Back on the island, it took approximately six hours for medical personnel to arrive. After that, Kaylie and Dresden had to be carried several miles on stretchers through the woods in the dark to a clearing where they could be hoisted into the helicopter. (There are no roads on the island, only trails.) The chopper could only take one patient at a time. Kaylie was transported first; Dresden followed more than an hour later.
The parents made it to Hancock just in time to greet the helicopter and accompany their children into a nearby hospital.
“Dresden’s helicopter came, and she was a disaster,” Cogan says of his daughter. “She was screaming in pain. She had mud under her nails because she clawed her way out from underneath the tree. Thank God we were able to get there.”
The teens were later transported by air ambulance to Beaumont Hospital in Royal Oak where they spent several days in the intensive care unit. They have since been released, and with ongoing therapy and doctor’s visits, are both expected to make full recoveries.
Love And Support

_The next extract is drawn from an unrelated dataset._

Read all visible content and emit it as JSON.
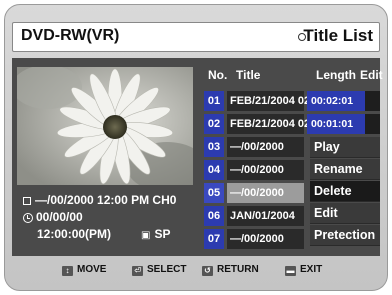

In the aftermath of the accident, Kaylie, Dresden and their families are counting their blessings, including a huge outpouring of support from the local Jewish community. The girls have received regular calls and visits from friends, Temple Israel’s rabbis (both families belong to Temple Israel) and others. Several friends who are doctors have also consulted with the families, referring them to top specialists.
“We are seriously blessed,” Teisha Tann says. “We are so thankful for the love and support and thankful the girls have each other.”
Kaylie and Dresden have been together as much as possible, helping each other both physically and emotionally through their recovery. In spite of the ordeal, the teens say they love camp and wish they could return for their last official summer as campers.
The girls and their families are also thankful for the heroic efforts of the counselors and campers who served as “first responders” in the critical time period following the accident. Tanuga staff members echoed that sentiment in their letter.
“We are extremely proud of the way our staff and campers responded to the adversity that took place. It should also be noted how effective the park service was in securing help for the group. The harsh reality of these trips is accidents can happen, and due to the remote location, the timeliness to secure proper help is not always ideal.
“Moving forward, we are determined to continue what has always been a very successful overnight tripping program.” *
By Robin Schwartz | Contributing Writer